**INSTRUCTIONS TO FOLLOW**: With the images left out, print all of the records below exactly.

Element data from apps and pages
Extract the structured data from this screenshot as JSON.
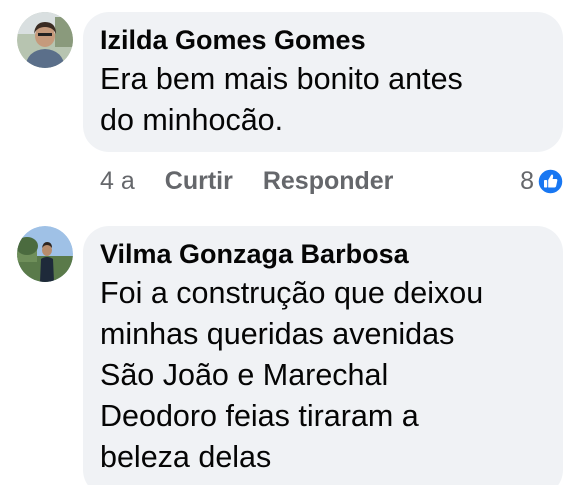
{
  "comments": [
    {
      "author": "Izilda Gomes Gomes",
      "text": "Era bem mais bonito antes\ndo minhocão.",
      "time": "4 a",
      "like_label": "Curtir",
      "reply_label": "Responder",
      "reaction_count": "8",
      "reaction_icon": "like-icon"
    },
    {
      "author": "Vilma Gonzaga Barbosa",
      "text": "Foi a construção que deixou\nminhas queridas avenidas\nSão João e Marechal\nDeodoro feias tiraram a\nbeleza delas"
    }
  ],
  "colors": {
    "bubble": "#f0f2f5",
    "text": "#050505",
    "secondary": "#65676b",
    "like_blue": "#1877f2"
  }
}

**RESULT OF THE EXERCISE**:
Extract the structured data from this screenshot as JSON.
{
  "comments": [
    {
      "author": "Izilda Gomes Gomes",
      "text": "Era bem mais bonito antes\ndo minhocão.",
      "time": "4 a",
      "like_label": "Curtir",
      "reply_label": "Responder",
      "reaction_count": "8",
      "reaction_icon": "like-icon"
    },
    {
      "author": "Vilma Gonzaga Barbosa",
      "text": "Foi a construção que deixou\nminhas queridas avenidas\nSão João e Marechal\nDeodoro feias tiraram a\nbeleza delas"
    }
  ],
  "colors": {
    "bubble": "#f0f2f5",
    "text": "#050505",
    "secondary": "#65676b",
    "like_blue": "#1877f2"
  }
}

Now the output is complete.